Though Abby Johnson is best known for her anti-abortion activism, I am mystified by what I learned. How could she say this ? Not entirely leaving aside the problematic situation of this white woman raising a Black son born to a Black mother or father (however that came to pass). So okay, he isn’t 100% Black, he’s biracial but a lot of white people lump them together equally.
The speaker at the current RNC convention said that the police are “smart” to target her ADOPTED Black son because he is “statistically” more likely to commit a violent offense.No wonder Black people are more likely to die during encounters with law enforcement, if this is the prevailing point of view.
Admittedly, Abby Johnson is a controversial figure. She has a long history of making racist remarks on Twitter and in video blogs. How can it be the most beneficial placement for this Black young man ?
Johnson once said in a video posted as recently as last June (after the killing of George Floyd) that, “I recognize that I’m gonna have to have a different conversation with Jude than I do with my brown-haired little Irish, very, very pale-skinned, white sons, as they grow up.” She certainly has no problem viewing “her” boys from different racially based perspectives. What is in this woman’s heart ?
Her husband blogged in 2015 about the couple adopting the boy at birth. She is quoted as saying, ““Right now, Jude is an adorable, perpetually tan-looking little brown boy. But one day, he’s going to grow up and he’s going to be a tall, probably sort of large, intimidating-looking-maybe brown man — and my other boys are probably gonna look like nerdy white guys.”
So let me get this straight, she is projecting this boy into becoming an “intimidating” man ? Why do they have him at all ? I don’t understand this.
In explaining her comment about police profiling her son, she adds, “Statistically, I look at our prison population and I see that there is a disproportionately high number of African-American males in our prison population for crimes, particularly for violent crimes. When a police officer sees a brown man like my Jude walking down the road — as opposed to my white nerdy kids, my white nerdy men walking down the road — because of the statistics that he knows in his head, that these police officers know in their head, they’re going to know that statistically my brown son is more likely to commit a violent offense over my white sons.”
I can’t help but call racial bias on this woman and I am sad that sweet little boy is being raised by her. She had had some ignorant and factually incorrect things to say about Black fathers. She says that Black fathers have not taken their place in the home. According to her, 70% of Black homes do not have a father present.

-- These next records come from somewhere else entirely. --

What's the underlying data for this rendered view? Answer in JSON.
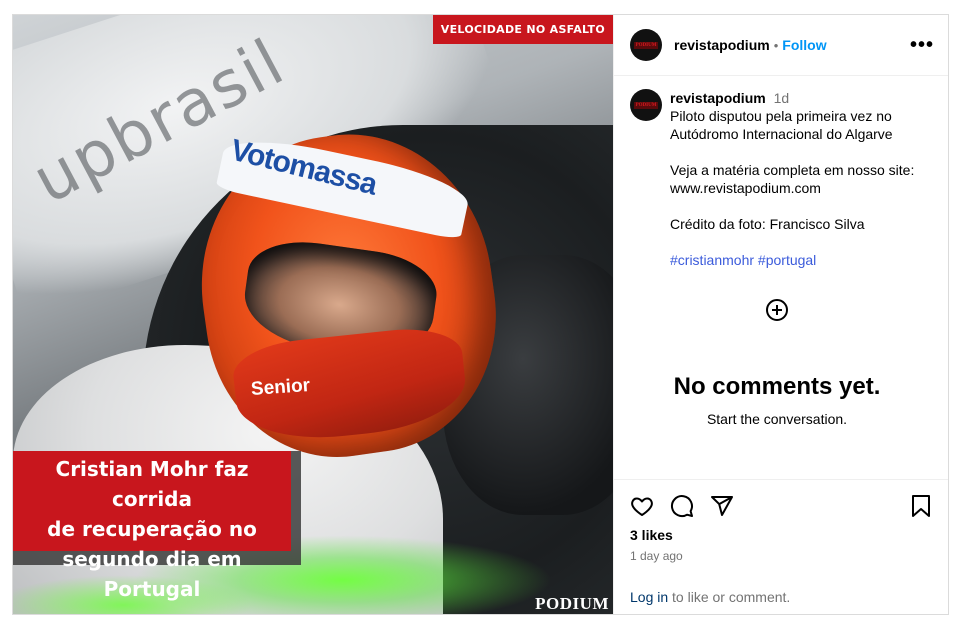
{
  "image": {
    "tag": "VELOCIDADE NO ASFALTO",
    "headline_lines": [
      "Cristian Mohr faz corrida",
      "de recuperação no",
      "segundo dia em Portugal"
    ],
    "brand": "PODIUM",
    "helmet_text": "Votomassa",
    "chin_text": "Senior"
  },
  "header": {
    "avatar_text": "PODIUM",
    "username": "revistapodium",
    "separator": "•",
    "follow_label": "Follow",
    "more_label": "•••"
  },
  "caption": {
    "username": "revistapodium",
    "time": "1d",
    "line1": "Piloto disputou pela primeira vez no Autódromo Internacional do Algarve",
    "line2": "Veja a matéria completa em nosso site: www.revistapodium.com",
    "line3": "Crédito da foto: Francisco Silva",
    "hashtags": "#cristianmohr #portugal"
  },
  "comments": {
    "empty_title": "No comments yet.",
    "empty_sub": "Start the conversation."
  },
  "footer": {
    "likes": "3 likes",
    "ago": "1 day ago",
    "login_link": "Log in",
    "login_rest": " to like or comment."
  }
}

I don’t know, it is not something I have researched; but of course, if more Black men are incarcerated than their percentage of the population would represent, that may be true. She makes a statement about activists in the Black community trying to redefine what Black fatherhood is. I was also aware of such initiatives but from a more positive perspective than she goes on to assert. She claims that Black fatherhood looks like a Black man coming in and out of the home. I am white also and I would never attempt as a white person to define anything about the Black community and I believe that is where she also oversteps her bounds.

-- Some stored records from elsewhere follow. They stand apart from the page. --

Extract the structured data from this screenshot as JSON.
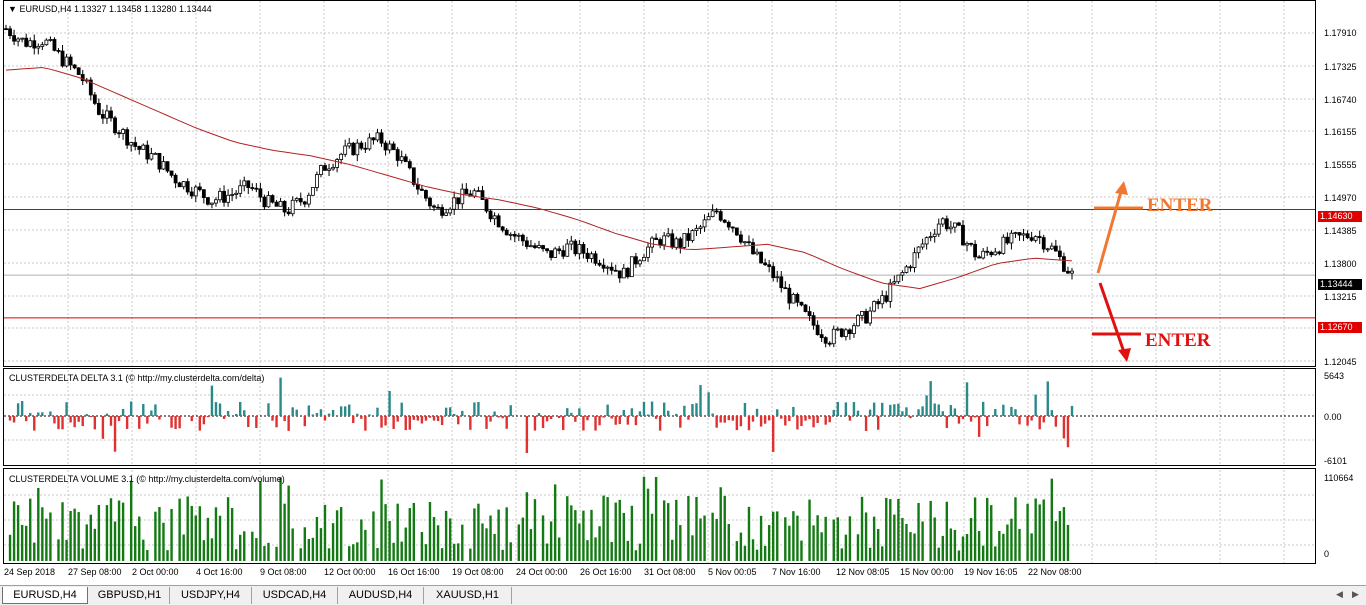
{
  "main_panel": {
    "title": "EURUSD,H4  1.13327 1.13458 1.13280 1.13444",
    "price_labels": [
      "1.17910",
      "1.17325",
      "1.16740",
      "1.16155",
      "1.15555",
      "1.14970",
      "1.14385",
      "1.13800",
      "1.13215",
      "1.12045"
    ],
    "resistance_level": "1.14630",
    "support_level": "1.12670",
    "current_price": "1.13444",
    "enter_labels": [
      "ENTER",
      "ENTER"
    ]
  },
  "delta_panel": {
    "title": "CLUSTERDELTA DELTA 3.1 (© http://my.clusterdelta.com/delta)",
    "scale_labels": [
      "5643",
      "0.00",
      "-6101"
    ]
  },
  "volume_panel": {
    "title": "CLUSTERDELTA VOLUME 3.1 (© http://my.clusterdelta.com/volume)",
    "scale_labels": [
      "110664",
      "0"
    ]
  },
  "time_labels": [
    "24 Sep 2018",
    "27 Sep 08:00",
    "2 Oct 00:00",
    "4 Oct 16:00",
    "9 Oct 08:00",
    "12 Oct 00:00",
    "16 Oct 16:00",
    "19 Oct 08:00",
    "24 Oct 00:00",
    "26 Oct 16:00",
    "31 Oct 08:00",
    "5 Nov 00:05",
    "7 Nov 16:00",
    "12 Nov 08:05",
    "15 Nov 00:00",
    "19 Nov 16:05",
    "22 Nov 08:00"
  ],
  "tabs": [
    "EURUSD,H4",
    "GBPUSD,H1",
    "USDJPY,H4",
    "USDCAD,H4",
    "AUDUSD,H4",
    "XAUUSD,H1"
  ],
  "colors": {
    "bullish": "#000000",
    "bearish": "#000000",
    "moving_average": "#b22222",
    "level_line": "#e00000",
    "delta_positive": "#2a8a8a",
    "delta_negative": "#e03030",
    "volume_bar": "#137a13",
    "arrow_up": "#f07830",
    "arrow_down": "#e01010"
  },
  "chart_data": {
    "type": "candlestick",
    "symbol": "EURUSD",
    "timeframe": "H4",
    "ylim": [
      1.118,
      1.184
    ],
    "ohlc_close_approx": [
      1.179,
      1.1765,
      1.177,
      1.1735,
      1.1705,
      1.164,
      1.161,
      1.1575,
      1.1555,
      1.152,
      1.15,
      1.148,
      1.149,
      1.1505,
      1.1475,
      1.146,
      1.1485,
      1.154,
      1.1565,
      1.158,
      1.159,
      1.156,
      1.1505,
      1.146,
      1.148,
      1.1495,
      1.1455,
      1.142,
      1.14,
      1.138,
      1.1395,
      1.1385,
      1.137,
      1.1345,
      1.1385,
      1.141,
      1.14,
      1.1425,
      1.146,
      1.143,
      1.138,
      1.1345,
      1.13,
      1.126,
      1.123,
      1.125,
      1.127,
      1.1305,
      1.135,
      1.14,
      1.1445,
      1.142,
      1.1375,
      1.1395,
      1.141,
      1.142,
      1.139,
      1.1345
    ],
    "moving_average_approx": [
      1.1715,
      1.172,
      1.17,
      1.167,
      1.164,
      1.161,
      1.1585,
      1.157,
      1.156,
      1.1545,
      1.1525,
      1.1505,
      1.149,
      1.148,
      1.1465,
      1.1445,
      1.142,
      1.14,
      1.139,
      1.1395,
      1.14,
      1.1385,
      1.1355,
      1.133,
      1.132,
      1.134,
      1.1365,
      1.1375,
      1.137
    ],
    "horizontal_lines": [
      1.1463,
      1.1267
    ]
  }
}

And wow, she really steps into it saying that “culturally, it is accepted for Black men to be with multiple women.” I had to stop listening to her youtube rant at that point. There are just as many white and men of other races out there messing around with multiple women – our current president included. We would not even have a MeToo movement if men had not gotten lost in their sexual values along the way. And of course, not all men, but just saying what is obvious to me. So I am done with Abby Johnson.
I remember my family watching If Beale Street Could Talk. I believe this gives an honest portrayal of the close knit nature of Black families, even when the father is incarcerated. The movie was adapted from a James Baldwin novel about 1970s Harlem. I trust Baldwin’s perspectives on Black issues more than I trust this woman’s perspective. In the movie, the young man is arrested for a crime he did not commit. The social indictment of our institutionally racist justice system is a thread in the plot.

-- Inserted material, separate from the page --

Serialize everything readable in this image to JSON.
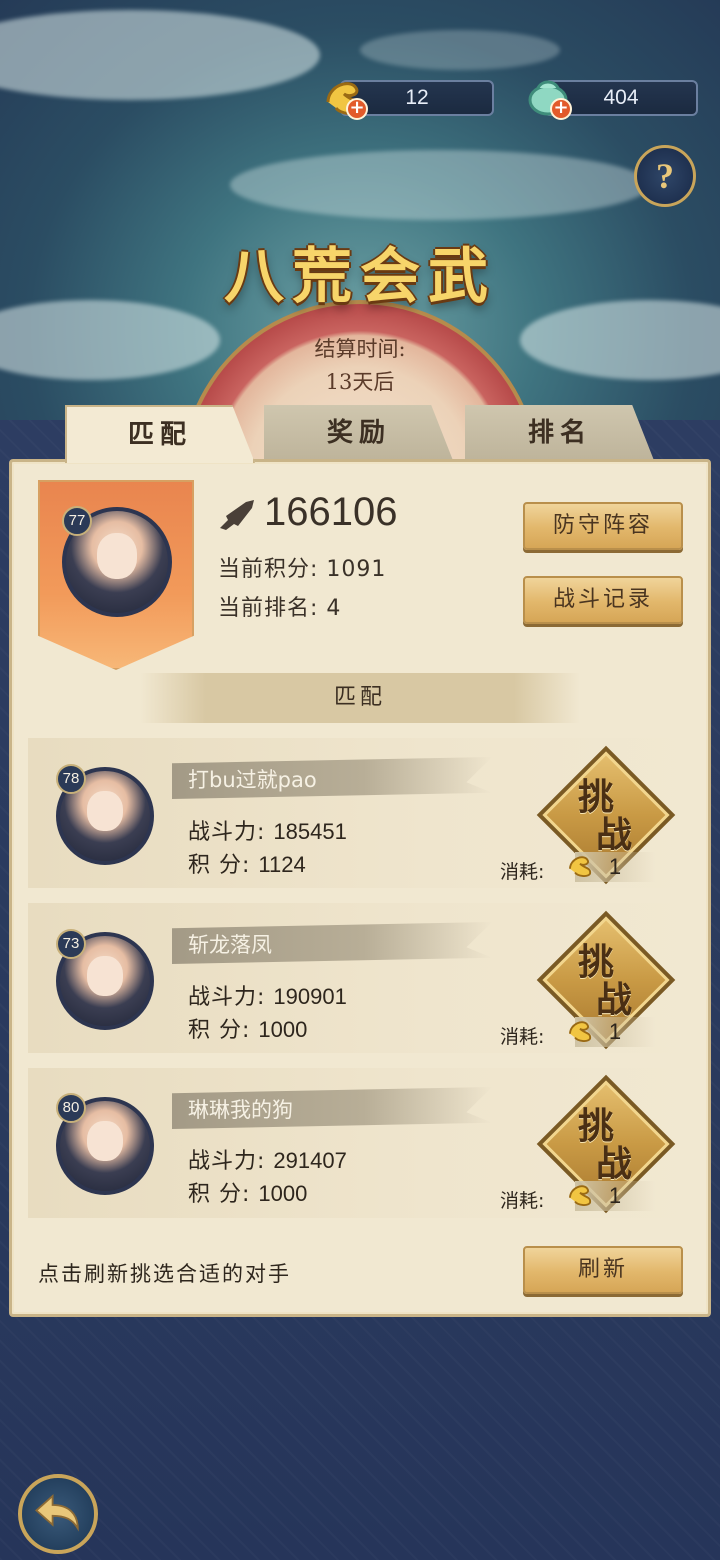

I could go on and on but I do recommend this movie to anyone who believes Abby Johnson is justified in her opinion of Black families and especially Black fathers. It may just change your opinion enough to open your mind a little bit.